A Night of Poetry at the Old Fiske MuseumSep 28, 2020 12:01PM ● By Brendan Zimmerman
On the cusp of fall, with the temperature dropping and the leaves beginning to turn, the sounds of poetry could be heard reverberating from the lawn of the Old Fiske Museum in Wrentham.
I was attending a live poetry reading, which was hosted by the Wrentham Cultural Council. The event was held on Friday, September 11, and marked the first community poetry night since the pandemic began.
Sitting in my lawn chair, I felt at home with my fellow poetry lovers, all local residents with stories to tell through the rhythmic words they love. With LED lights strewn across a fence nearby, the atmosphere felt warm – the perfect setting for a poetry reading.
We were all gathered in a semicircle, socially distanced, with a podium and microphone placed at the front. Between each reading, the microphone was cleaned to ensure proper sanitation for each speaker.
As the night went on, several of the attendees participated in the readings. Each speaker brought something different to be read, whether it was an original self-written poem, or a few of their favorite published works by notable poets. Most brought a mix of both.
Evelyn Zepf, the chair of the Wrentham Cultural Council, explained the event series’ popularity with the community.
“There aren’t a lot of places for unpublished poets to read their work, and there aren’t a lot of social gatherings focused on poetry. It’s local, free, and very enjoyable.”
She also spoke of the importance such readings can have for these attendees.
“For writers, it’s gratifying to have an audience for the poetry you’ve labored over. Poetry is meant to be shared and read aloud.”
There were some themes that emerged in several of the readings that ranged from topical to eternal, including love, loss, the burden of the coronavirus pandemic, climate change, and memories.
With every poem, there was passion on the face of each reader, as their chosen works reflected feelings they had been wrestling with, or fond tributes to loved ones (including beloved pets).
The works of famous poets were read, including Maya Angelou, Sylvia Plath, and Mary Oliver, but it was especially exciting to hear the original works of each speaker in various forms like haikus, sonnets, and free verse. These were the works of lifelong lovers of poetry, or those that started writing recently; the entirety of the event was filled with such heartfelt contributions.
As of now, there is no definite date for another poetry night. Though the event used to occur quarterly during pre-pandemic times, the Wrentham Cultural Council is hoping to bring it back again soon, along with more events that are usually planned for the fall and winter. It all depends on the pandemic and what is possible moving forward.
Hopefully, there will be another chance soon for residents to get together and share their love of poetry.
Zepf spoke about the importance of poetry in our difficult times.

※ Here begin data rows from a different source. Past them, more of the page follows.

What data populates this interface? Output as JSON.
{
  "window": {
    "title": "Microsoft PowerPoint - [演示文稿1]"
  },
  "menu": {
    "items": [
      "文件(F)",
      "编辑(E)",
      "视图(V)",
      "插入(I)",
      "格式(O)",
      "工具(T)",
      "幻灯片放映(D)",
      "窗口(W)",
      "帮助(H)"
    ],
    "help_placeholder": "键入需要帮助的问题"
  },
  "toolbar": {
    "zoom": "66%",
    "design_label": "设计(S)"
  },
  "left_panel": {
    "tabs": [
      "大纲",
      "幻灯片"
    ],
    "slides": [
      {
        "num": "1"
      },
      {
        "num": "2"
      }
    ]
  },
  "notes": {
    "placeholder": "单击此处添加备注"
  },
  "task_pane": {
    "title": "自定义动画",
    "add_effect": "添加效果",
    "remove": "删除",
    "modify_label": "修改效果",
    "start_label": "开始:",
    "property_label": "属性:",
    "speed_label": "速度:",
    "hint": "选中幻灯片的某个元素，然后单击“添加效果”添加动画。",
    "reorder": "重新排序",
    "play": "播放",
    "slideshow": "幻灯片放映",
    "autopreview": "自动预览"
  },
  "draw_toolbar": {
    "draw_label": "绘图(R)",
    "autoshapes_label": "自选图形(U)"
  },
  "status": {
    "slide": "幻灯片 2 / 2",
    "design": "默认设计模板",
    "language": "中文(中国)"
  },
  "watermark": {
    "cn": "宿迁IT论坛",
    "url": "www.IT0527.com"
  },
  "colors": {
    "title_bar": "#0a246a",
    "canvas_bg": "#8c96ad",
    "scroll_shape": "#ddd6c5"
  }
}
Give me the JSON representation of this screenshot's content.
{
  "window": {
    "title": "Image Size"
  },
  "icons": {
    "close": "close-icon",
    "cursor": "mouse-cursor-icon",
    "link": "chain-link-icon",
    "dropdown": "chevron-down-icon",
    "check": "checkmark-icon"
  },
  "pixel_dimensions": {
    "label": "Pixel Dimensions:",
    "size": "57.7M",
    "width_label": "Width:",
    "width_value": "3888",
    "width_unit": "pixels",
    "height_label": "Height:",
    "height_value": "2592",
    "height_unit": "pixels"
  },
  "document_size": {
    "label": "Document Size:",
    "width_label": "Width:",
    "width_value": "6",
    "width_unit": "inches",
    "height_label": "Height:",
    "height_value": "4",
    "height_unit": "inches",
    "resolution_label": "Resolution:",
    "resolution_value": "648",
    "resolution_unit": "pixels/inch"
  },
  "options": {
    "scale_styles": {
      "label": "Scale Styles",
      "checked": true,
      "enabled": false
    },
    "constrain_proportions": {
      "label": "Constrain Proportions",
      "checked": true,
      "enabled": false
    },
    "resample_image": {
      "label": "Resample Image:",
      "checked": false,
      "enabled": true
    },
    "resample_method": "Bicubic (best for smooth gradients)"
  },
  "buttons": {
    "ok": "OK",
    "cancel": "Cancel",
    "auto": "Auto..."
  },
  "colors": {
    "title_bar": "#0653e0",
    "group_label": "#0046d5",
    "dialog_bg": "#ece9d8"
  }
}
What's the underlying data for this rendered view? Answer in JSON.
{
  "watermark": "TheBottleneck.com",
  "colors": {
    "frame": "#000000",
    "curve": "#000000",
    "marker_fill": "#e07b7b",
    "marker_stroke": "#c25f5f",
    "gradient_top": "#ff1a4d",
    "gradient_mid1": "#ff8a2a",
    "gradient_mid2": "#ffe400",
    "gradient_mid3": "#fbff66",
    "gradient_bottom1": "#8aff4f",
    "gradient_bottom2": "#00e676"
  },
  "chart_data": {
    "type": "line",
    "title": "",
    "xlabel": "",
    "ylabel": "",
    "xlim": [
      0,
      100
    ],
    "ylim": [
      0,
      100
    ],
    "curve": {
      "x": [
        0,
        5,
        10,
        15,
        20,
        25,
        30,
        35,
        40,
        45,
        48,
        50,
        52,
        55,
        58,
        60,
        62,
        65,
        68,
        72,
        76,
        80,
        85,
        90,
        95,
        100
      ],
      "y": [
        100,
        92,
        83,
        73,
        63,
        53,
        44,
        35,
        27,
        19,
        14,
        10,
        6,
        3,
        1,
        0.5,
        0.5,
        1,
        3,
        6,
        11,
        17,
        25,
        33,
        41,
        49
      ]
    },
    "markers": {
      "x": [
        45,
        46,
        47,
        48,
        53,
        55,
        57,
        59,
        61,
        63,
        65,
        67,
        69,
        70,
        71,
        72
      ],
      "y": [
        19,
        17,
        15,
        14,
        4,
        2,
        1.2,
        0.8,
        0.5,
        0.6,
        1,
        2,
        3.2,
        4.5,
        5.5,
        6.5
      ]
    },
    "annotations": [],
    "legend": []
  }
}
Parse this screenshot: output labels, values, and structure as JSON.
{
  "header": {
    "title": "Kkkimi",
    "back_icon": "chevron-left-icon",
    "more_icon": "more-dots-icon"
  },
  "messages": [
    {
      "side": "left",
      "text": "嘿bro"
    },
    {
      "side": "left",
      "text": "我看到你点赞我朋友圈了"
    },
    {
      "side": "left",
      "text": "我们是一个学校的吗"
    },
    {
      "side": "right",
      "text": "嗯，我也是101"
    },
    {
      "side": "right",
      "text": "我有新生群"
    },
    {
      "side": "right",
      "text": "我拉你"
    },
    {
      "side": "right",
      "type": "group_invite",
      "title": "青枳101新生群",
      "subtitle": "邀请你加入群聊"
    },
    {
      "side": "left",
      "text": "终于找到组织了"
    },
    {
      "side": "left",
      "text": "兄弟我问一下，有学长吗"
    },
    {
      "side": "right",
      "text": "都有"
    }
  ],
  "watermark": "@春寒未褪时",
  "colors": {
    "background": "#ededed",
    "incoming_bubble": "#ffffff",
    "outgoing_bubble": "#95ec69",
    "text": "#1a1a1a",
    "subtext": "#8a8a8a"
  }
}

“Right now, with all of our societal problems, divisions, and disease, it’s easy to lose sight of joy, personal pleasures, relationships, and the beauty of the natural world--all of the things that still exist and are important to us as human beings. Poetry can bring the important things back to light in really satisfying ways.”